Both President Obama and his Republican challenger, Mitt Romney, will be out stumping for votes today. The race for the White House, which was just about put on hold as Superstorm Sandy bore down on the East Coast and then roared ashore, is back on with just five days to go before Election Day.
Romney will be in Virginia. The president will be in Wisconsin, Colorado and Nevada.
As the presidential race zeroes in on Ohio, and the auto industry gets renewed focus in the all-important swing state, Mitt Romney's campaign is touting the backing of former Chrysler CEO Lee Iacocca and the company's former president, Hal Sperlich.
"In our opinion, Mitt Romney is the leader we need to help turn our economy around and ensure that the American auto industry is once again a dominant force in the world," Iacocca and Sperlich write on Romney's website.
Originally published on Wed October 31, 2012 1:53 pm
Mitt Romney helps collect and pack donated goods for those affected by Hurricane Sandy, in Kettering, Ohio, on Tuesday.
Credit Emmanuel Dunand / AFP/Getty Images
It's not yet time to change the subject. That might pose a problem for Mitt Romney.
Media coverage of Hurricane Sandy and its aftermath has been intense in recent days, dominating regular news shows and prompting prime-time specials. With just a few days left before the election, the presidential contest has become an afterthought.

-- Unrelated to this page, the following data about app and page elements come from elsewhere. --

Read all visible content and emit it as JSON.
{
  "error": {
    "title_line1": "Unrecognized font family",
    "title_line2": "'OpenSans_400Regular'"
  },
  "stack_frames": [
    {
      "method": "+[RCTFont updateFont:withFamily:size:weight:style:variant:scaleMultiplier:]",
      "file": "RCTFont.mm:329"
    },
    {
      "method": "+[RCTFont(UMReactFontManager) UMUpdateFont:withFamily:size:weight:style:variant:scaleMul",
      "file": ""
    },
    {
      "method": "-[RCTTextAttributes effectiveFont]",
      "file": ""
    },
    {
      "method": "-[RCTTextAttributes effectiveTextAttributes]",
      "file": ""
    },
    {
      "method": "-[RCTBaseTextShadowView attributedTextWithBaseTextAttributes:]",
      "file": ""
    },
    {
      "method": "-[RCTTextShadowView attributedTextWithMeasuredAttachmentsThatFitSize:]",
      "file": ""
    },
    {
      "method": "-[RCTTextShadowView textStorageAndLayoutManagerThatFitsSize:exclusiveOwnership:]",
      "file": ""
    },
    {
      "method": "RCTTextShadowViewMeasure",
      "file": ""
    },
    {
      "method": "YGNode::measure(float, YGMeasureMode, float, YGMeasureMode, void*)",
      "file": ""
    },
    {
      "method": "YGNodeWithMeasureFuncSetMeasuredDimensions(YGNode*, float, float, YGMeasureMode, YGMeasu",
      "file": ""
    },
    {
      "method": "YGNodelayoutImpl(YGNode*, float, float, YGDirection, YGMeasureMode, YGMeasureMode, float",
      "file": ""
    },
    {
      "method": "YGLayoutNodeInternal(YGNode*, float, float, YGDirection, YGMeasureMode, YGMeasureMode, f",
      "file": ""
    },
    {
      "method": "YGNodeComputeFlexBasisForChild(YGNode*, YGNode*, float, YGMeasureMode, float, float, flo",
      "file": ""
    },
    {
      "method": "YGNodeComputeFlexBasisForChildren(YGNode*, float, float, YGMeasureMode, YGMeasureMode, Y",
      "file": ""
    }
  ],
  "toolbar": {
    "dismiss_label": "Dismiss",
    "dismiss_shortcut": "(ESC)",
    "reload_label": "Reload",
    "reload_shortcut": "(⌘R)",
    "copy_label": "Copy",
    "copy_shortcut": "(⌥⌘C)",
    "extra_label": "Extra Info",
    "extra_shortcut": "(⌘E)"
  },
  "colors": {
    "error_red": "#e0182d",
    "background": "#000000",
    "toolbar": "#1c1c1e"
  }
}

"It interrupted the news cycle at a time when there were favorable horse race stories for Mitt," says Tom Rath, a senior adviser to the Romney campaign. "In a campaign, you don't get to design the racetrack; you play the cards you're dealt."